Something’s likely to give this summer, one way or the other, because the run-the-contract-down option is unlikely to come to pass. Hence the stories that we are now seeing – whatever the truth in them.
Dipping my toes into Twitter today, it strikes me – reminds me is perhaps more accurate – how much Theo Walcott polarises people.
There’s lively debate on how far Arsenal should stick their necks out to keep him. We don’t know what’s going on behind the scenes but I’d guess that it’s safe to say that Arsenal would rather he had dotted and crossed a new deal already – although the crossing might have gone off the page – not because he has blossomed into the world’s deadliest winger, but because the club has long had a policy of securing young players on long contracts to protect its investment. (This same policy has, of course, backfired in some respects, as Arsenal find themselves unable to offload certain other players, but let’s gloss over that one for a moment. As you were. Carry on).
For the sake of argument, let’s say he’d stay if given £100k a week. No footballer is of course worth this kind of money, not in real life, but football as we known is far removed from reality. I suspect that kind of wage is pretty attainable for a 23-year-old English player, a regular international, with improving stats and zero personal baggage.
So that’s what he could probably get – potentially more depending who’s interested. That’s the market.

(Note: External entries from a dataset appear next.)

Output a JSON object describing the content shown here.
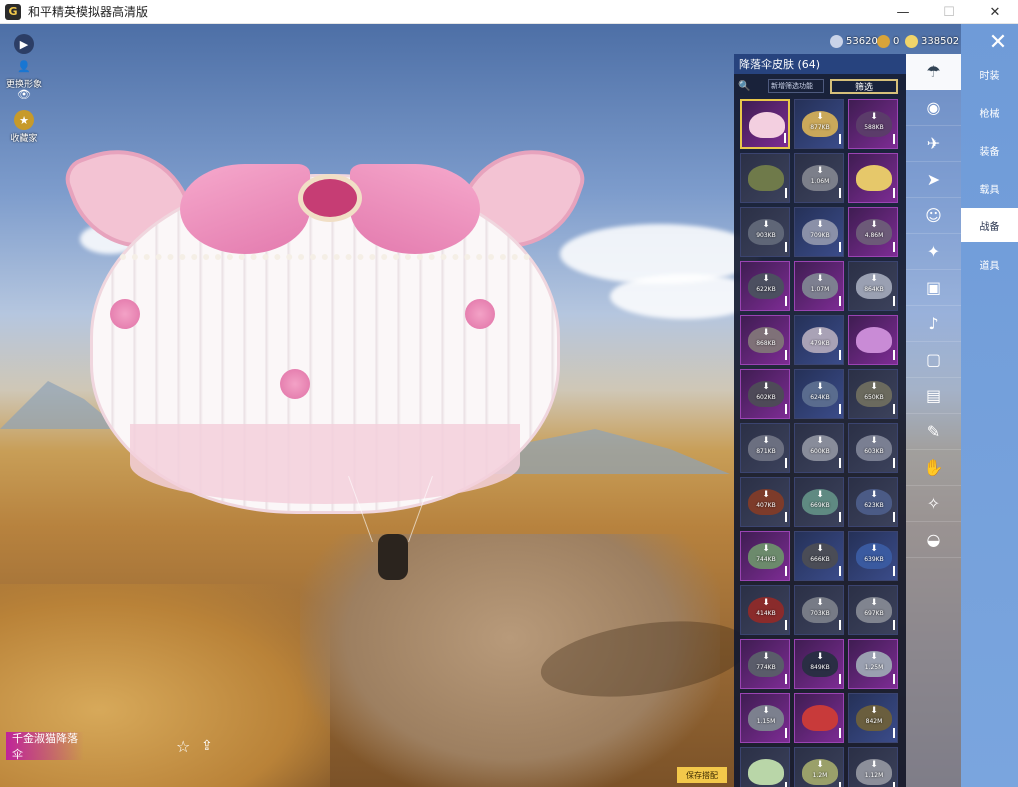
{
  "window": {
    "title": "和平精英模拟器高清版",
    "icon": "game-logo-icon",
    "controls": [
      "—",
      "☐",
      "✕"
    ]
  },
  "left_tools": [
    {
      "icon": "play-icon",
      "glyph": "▶",
      "label": ""
    },
    {
      "icon": "user-icon",
      "glyph": "👤",
      "label": "更换形象"
    },
    {
      "icon": "eye-icon",
      "glyph": "👁",
      "label": ""
    },
    {
      "icon": "collection-icon",
      "glyph": "★",
      "label": "收藏家"
    }
  ],
  "currency": [
    {
      "icon": "silver-coin-icon",
      "value": "53620",
      "color": "#c9d3e8"
    },
    {
      "icon": "gold-coin-icon",
      "value": "0",
      "color": "#d8a43a"
    },
    {
      "icon": "coupon-icon",
      "value": "338502",
      "color": "#f0d46a"
    }
  ],
  "panel": {
    "title": "降落伞皮肤 (64)",
    "search_icon": "search-icon",
    "filter_placeholder": "新增筛选功能",
    "filter_button": "筛选",
    "items": [
      {
        "size": "",
        "style": "purple",
        "color": "#f3cfe0",
        "selected": true
      },
      {
        "size": "877KB",
        "style": "blue",
        "color": "#caa85a"
      },
      {
        "size": "588KB",
        "style": "purple",
        "color": "#5b3c6a"
      },
      {
        "size": "",
        "style": "grey",
        "color": "#6f7a4a"
      },
      {
        "size": "1.06M",
        "style": "grey",
        "color": "#7c7f8a"
      },
      {
        "size": "",
        "style": "purple",
        "color": "#e6c86a"
      },
      {
        "size": "903KB",
        "style": "grey",
        "color": "#5f6677"
      },
      {
        "size": "709KB",
        "style": "blue",
        "color": "#8a90a8"
      },
      {
        "size": "4.86M",
        "style": "purple",
        "color": "#6c5a78"
      },
      {
        "size": "622KB",
        "style": "purple",
        "color": "#4c4f60"
      },
      {
        "size": "1.07M",
        "style": "purple",
        "color": "#7d7f90"
      },
      {
        "size": "864KB",
        "style": "grey",
        "color": "#9aa0b2"
      },
      {
        "size": "868KB",
        "style": "purple",
        "color": "#7f7178"
      },
      {
        "size": "479KB",
        "style": "blue",
        "color": "#a9a2b6"
      },
      {
        "size": "",
        "style": "purple",
        "color": "#c98bd6"
      },
      {
        "size": "602KB",
        "style": "purple",
        "color": "#4e4a58"
      },
      {
        "size": "624KB",
        "style": "blue",
        "color": "#5a6c8e"
      },
      {
        "size": "650KB",
        "style": "grey",
        "color": "#6b6a5e"
      },
      {
        "size": "871KB",
        "style": "grey",
        "color": "#6b6f80"
      },
      {
        "size": "600KB",
        "style": "grey",
        "color": "#888c9a"
      },
      {
        "size": "603KB",
        "style": "grey",
        "color": "#7a7f92"
      },
      {
        "size": "407KB",
        "style": "grey",
        "color": "#7d3b2a"
      },
      {
        "size": "669KB",
        "style": "grey",
        "color": "#5f8a82"
      },
      {
        "size": "623KB",
        "style": "grey",
        "color": "#4b5b86"
      },
      {
        "size": "744KB",
        "style": "purple",
        "color": "#6c8a6c"
      },
      {
        "size": "666KB",
        "style": "blue",
        "color": "#4a4c56"
      },
      {
        "size": "639KB",
        "style": "blue",
        "color": "#3a5aa0"
      },
      {
        "size": "414KB",
        "style": "grey",
        "color": "#8a2b2b"
      },
      {
        "size": "703KB",
        "style": "grey",
        "color": "#777b86"
      },
      {
        "size": "697KB",
        "style": "grey",
        "color": "#80848f"
      },
      {
        "size": "774KB",
        "style": "purple",
        "color": "#5a5c6a"
      },
      {
        "size": "849KB",
        "style": "purple",
        "color": "#2a2e44"
      },
      {
        "size": "1.25M",
        "style": "purple",
        "color": "#9aa0b0"
      },
      {
        "size": "1.15M",
        "style": "purple",
        "color": "#7c808e"
      },
      {
        "size": "",
        "style": "purple",
        "color": "#c83a3a"
      },
      {
        "size": "842M",
        "style": "blue",
        "color": "#6a5e3e"
      },
      {
        "size": "",
        "style": "grey",
        "color": "#b9d6a8"
      },
      {
        "size": "1.2M",
        "style": "grey",
        "color": "#9aa06a"
      },
      {
        "size": "1.12M",
        "style": "grey",
        "color": "#8c8f9a"
      }
    ]
  },
  "categories": [
    {
      "icon": "parachute-icon",
      "glyph": "☂",
      "active": true
    },
    {
      "icon": "eye-mask-icon",
      "glyph": "◉",
      "active": false
    },
    {
      "icon": "plane-icon",
      "glyph": "✈",
      "active": false
    },
    {
      "icon": "glider-icon",
      "glyph": "➤",
      "active": false
    },
    {
      "icon": "emote-icon",
      "glyph": "☺",
      "active": false
    },
    {
      "icon": "wings-icon",
      "glyph": "✦",
      "active": false
    },
    {
      "icon": "backpack-icon",
      "glyph": "▣",
      "active": false
    },
    {
      "icon": "sound-icon",
      "glyph": "♪",
      "active": false
    },
    {
      "icon": "box-icon",
      "glyph": "▢",
      "active": false
    },
    {
      "icon": "photo-icon",
      "glyph": "▤",
      "active": false
    },
    {
      "icon": "spray-icon",
      "glyph": "✎",
      "active": false
    },
    {
      "icon": "hand-icon",
      "glyph": "✋",
      "active": false
    },
    {
      "icon": "magic-wand-icon",
      "glyph": "✧",
      "active": false
    },
    {
      "icon": "trail-icon",
      "glyph": "◒",
      "active": false
    }
  ],
  "tabs": [
    {
      "label": "时装",
      "active": false
    },
    {
      "label": "枪械",
      "active": false
    },
    {
      "label": "装备",
      "active": false
    },
    {
      "label": "载具",
      "active": false
    },
    {
      "label": "战备",
      "active": true
    },
    {
      "label": "道具",
      "active": false
    }
  ],
  "close_glyph": "✕",
  "selected_item_name": "千金淑猫降落伞",
  "star_glyph": "☆",
  "share_glyph": "⇪",
  "save_button": "保存搭配",
  "download_glyph": "⬇"
}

I’ve gnawed my fists more times than I can remember at his inconsistency – 7amkickoff’s got some good numbers to chew on – but my own view is that Walcott’s worth persevering with. There aren’t many players who are the finished article at 23. Theo has been catapulted into the limelight from the age of 15, but in the end he’s been something of a slow starter. He has however just had his most profitable season – and if you think what he was like at 20, compare that to now, and add three years of improvement, there’s no reason to think he won’t be better yet at 26.
But it’s complicated. As Arseblog says, if Arsenal want keep him, and he’s prepared to stay, then they’re going to have to swallow the cost – within reason – whether they think it represents good value for money or not.

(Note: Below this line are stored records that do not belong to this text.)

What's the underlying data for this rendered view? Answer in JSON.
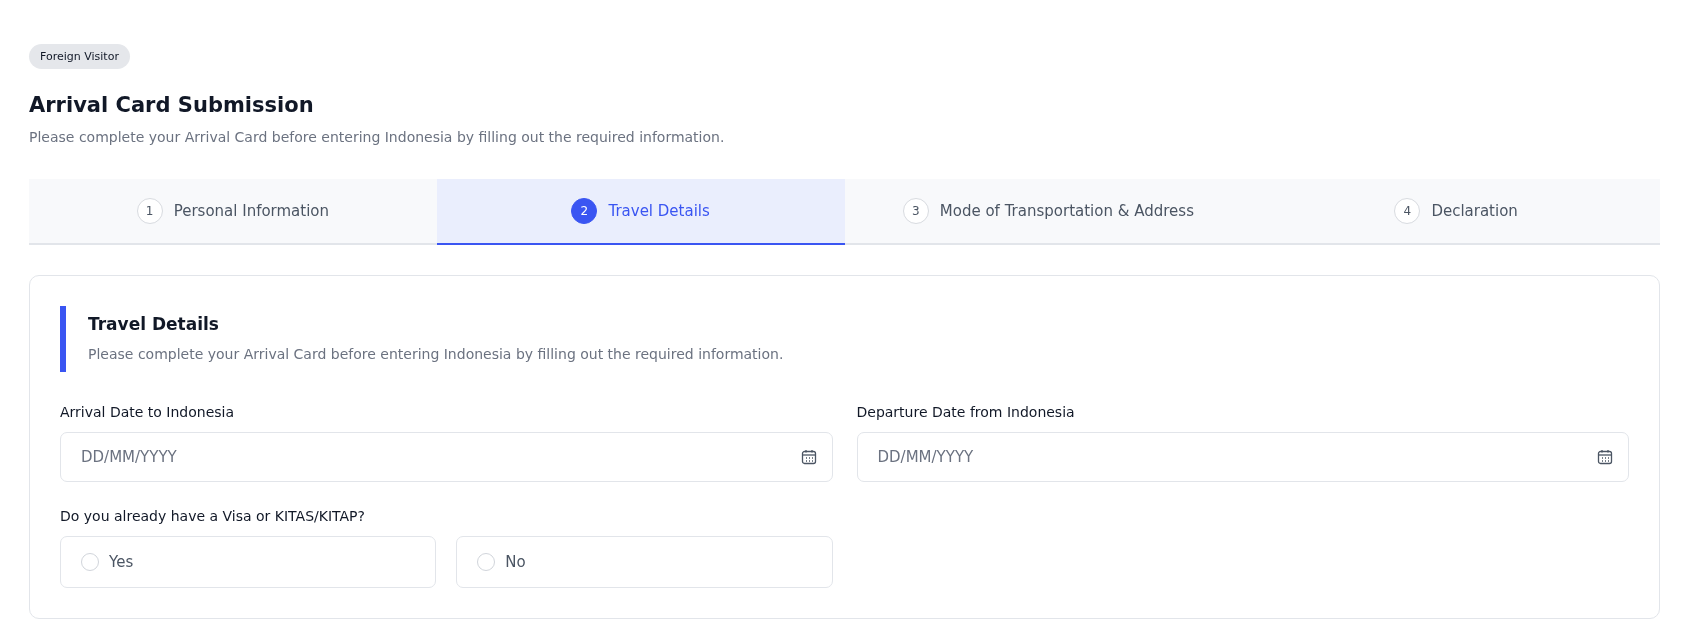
{
  "badge": "Foreign Visitor",
  "title": "Arrival Card Submission",
  "subtitle": "Please complete your Arrival Card before entering Indonesia by filling out the required information.",
  "steps": [
    {
      "number": "1",
      "label": "Personal Information",
      "selected": false
    },
    {
      "number": "2",
      "label": "Travel Details",
      "selected": true
    },
    {
      "number": "3",
      "label": "Mode of Transportation & Address",
      "selected": false
    },
    {
      "number": "4",
      "label": "Declaration",
      "selected": false
    }
  ],
  "section": {
    "title": "Travel Details",
    "description": "Please complete your Arrival Card before entering Indonesia by filling out the required information."
  },
  "date_fields": [
    {
      "label": "Arrival Date to Indonesia",
      "placeholder": "DD/MM/YYYY"
    },
    {
      "label": "Departure Date from Indonesia",
      "placeholder": "DD/MM/YYYY"
    }
  ],
  "visa_question": {
    "label": "Do you already have a Visa or KITAS/KITAP?",
    "options": [
      {
        "label": "Yes",
        "selected": false
      },
      {
        "label": "No",
        "selected": false
      }
    ]
  }
}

If it’s all about the money, then he can probably hold the club to ransom and force its hand. If he wanted £150k a week, for example, well then he’d quite frankly be off his rocker – and Arsenal would be right to refuse.
Financial reasons for leaving – those I have grown to understand (reluctantly and bitterly) within the context of the last decade of petro-money. But if he doesn’t want to stay for other reasons and nothing would induce him to do so, then those reasons I’d find more troubling.
Should this be the case, or even a part of it, then the club would do well to ask ‘why doesn’t he want to stay’?
Some of the answer might not be very palatable, but if he does end up going – and van Persie goes too – then the very least they should do behind the scenes is to address some of the reasons why, to stop it from happening again, like a broken record, year after year.
Of course, I might have emptied a half-full glass when there’s no need to, and gone too far down the doom route. I guess we’ll find out soon enough.